The Benedict family seem very cool, and as it's clear that Stirling has a book in mind for each of the seven brothers, I'm glad that they were all interesting and complex characters, and that the world she's created is an intriguing one. I will absolutely be checking out Stealing Phoenix when it comes out.

Saturday, 7 May 2011

34. "Bossypants" by Tina Fey

Publisher: Reagan Arthur Books
Page count: 288 pages
Date begun: April 24th, 2011
Date finished: April 26th, 2011

I picked up Tina Fey's autobiography after reading very positive reviews by fellow Cannonballers. I don't read a whole lot of non-fiction, but as a big fan of Mean Girls and 30 Rock, I was pretty sure I'd like this, even before I read the glowing reviews.

Bossypants is not a very long book, and anyone expecting great revelations about Tina Fey and her life may be in for some disappointment. While Fey reveals a lot about herself through stories of her adolescence, insights into her honeymoon, tid-bits about working for Saturday Night Live, creating 30 Rock and even trying to arrange her daughter's birthday party while getting ready to parody Sarah Palin on SNL and having Oprah guest on her sit com, most of the book is observational comedy, not a tell all book about the life of a female writer and sit com creator.

It is a very funny book, however, and I frequently laughed out loud, both on public transport and in the comfort of my home (much to the annoyance of the husband, who kept having to have jokes that may not be that funny out of context explained to him). If you find Liz Lemon on 30 Rock amusing, you'll probably like this book, as it seems Tina Fey has put a lot of herself into her TV character.

33. "Portrait in Death" by J.D. Robb

Publisher: Piatkus Books
Page count: 320 pages
Date begun: April 18th, 2011
Date finished: April 20th, 2011

A young woman is found murdered and stuffed in a dumpster.

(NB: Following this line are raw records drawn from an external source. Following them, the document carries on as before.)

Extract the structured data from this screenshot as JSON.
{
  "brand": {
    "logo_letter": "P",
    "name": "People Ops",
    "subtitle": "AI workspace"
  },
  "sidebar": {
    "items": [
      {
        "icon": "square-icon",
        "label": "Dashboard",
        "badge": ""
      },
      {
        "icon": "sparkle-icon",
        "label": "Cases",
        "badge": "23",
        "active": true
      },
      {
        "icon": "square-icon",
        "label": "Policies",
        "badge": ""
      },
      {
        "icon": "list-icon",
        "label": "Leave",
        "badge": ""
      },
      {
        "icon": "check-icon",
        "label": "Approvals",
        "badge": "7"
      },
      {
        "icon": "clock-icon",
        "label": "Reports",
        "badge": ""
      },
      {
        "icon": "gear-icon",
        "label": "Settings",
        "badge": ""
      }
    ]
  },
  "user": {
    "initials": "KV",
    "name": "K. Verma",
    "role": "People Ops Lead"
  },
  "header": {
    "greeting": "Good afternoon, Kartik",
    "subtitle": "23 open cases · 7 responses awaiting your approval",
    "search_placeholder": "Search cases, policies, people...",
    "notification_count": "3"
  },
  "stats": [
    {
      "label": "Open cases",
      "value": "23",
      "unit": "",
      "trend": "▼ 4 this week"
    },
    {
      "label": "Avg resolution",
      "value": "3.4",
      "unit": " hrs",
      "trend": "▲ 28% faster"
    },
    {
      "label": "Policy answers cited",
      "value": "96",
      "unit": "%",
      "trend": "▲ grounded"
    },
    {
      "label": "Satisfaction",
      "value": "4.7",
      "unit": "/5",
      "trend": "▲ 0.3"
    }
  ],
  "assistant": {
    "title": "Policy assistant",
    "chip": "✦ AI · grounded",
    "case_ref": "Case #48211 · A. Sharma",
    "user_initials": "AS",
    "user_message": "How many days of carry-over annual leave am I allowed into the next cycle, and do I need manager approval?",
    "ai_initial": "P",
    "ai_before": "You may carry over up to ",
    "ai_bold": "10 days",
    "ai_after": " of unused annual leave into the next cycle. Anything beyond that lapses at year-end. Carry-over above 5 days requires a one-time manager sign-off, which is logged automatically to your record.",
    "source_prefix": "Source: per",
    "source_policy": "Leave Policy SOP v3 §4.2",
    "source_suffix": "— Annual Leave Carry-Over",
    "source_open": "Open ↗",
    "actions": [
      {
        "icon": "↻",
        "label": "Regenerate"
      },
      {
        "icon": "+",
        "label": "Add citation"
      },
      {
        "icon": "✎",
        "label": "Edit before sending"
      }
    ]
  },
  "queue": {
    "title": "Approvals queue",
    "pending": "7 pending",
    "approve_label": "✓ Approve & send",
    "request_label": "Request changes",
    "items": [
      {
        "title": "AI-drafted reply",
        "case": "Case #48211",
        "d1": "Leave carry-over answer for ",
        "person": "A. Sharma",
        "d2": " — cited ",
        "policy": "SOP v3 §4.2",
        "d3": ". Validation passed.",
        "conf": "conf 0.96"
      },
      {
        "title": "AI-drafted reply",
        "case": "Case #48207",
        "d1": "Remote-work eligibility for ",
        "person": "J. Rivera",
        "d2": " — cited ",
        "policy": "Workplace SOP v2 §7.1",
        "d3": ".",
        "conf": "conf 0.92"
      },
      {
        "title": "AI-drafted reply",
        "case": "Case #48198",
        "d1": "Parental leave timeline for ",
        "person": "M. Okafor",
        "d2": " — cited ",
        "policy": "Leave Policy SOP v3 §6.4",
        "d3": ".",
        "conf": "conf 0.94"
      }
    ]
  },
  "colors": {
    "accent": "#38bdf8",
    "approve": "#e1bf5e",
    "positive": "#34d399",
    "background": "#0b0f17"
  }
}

Star reporter Nadine Furst has been sent photos of the victim, and clashes with Lt. Eve Dallas when it comes to reporting on the crime. There are a number of photos of the victim, obviously taken before the crime was committed, without the girl being aware she was being stalked. There are photos of the dead girl, posed, as in a portrait, after her death. None of the victim's friends or family can help determine a motive, and then a second young victim is found, facedown in a fountain, with further pictures being sent to Nadine. Eve is determined to track down the killer before he kills again, but it's not easy finding the links between the dead, and she will have to manage without help from Roarke on this case, as he is preoccupied with other things.

While Summerset, Roarke's faithful butler (and former foster father) and Eve's household nemesis, is convalescing from a broken leg, Roarke receives some troubling news about his past. He reacts badly, trying to shut Eve out, and travels to his old hometown of Dublin to dig up the truth behind the rumours. Eve realises that her husband, despite all his outward strength and confidence, is vulnerable too, and that his dark past is as troubling to him as hers is to her.

Several of the supporting characters take more of a back seat in this one, and more is obviously revealed about Roarke's childhood in Dublin and his family life. Eve and Summerset are forced to form an alliance to get through to the man they both love, and work together to get him through a very difficult time. Another very enjoyable read in the In Death series.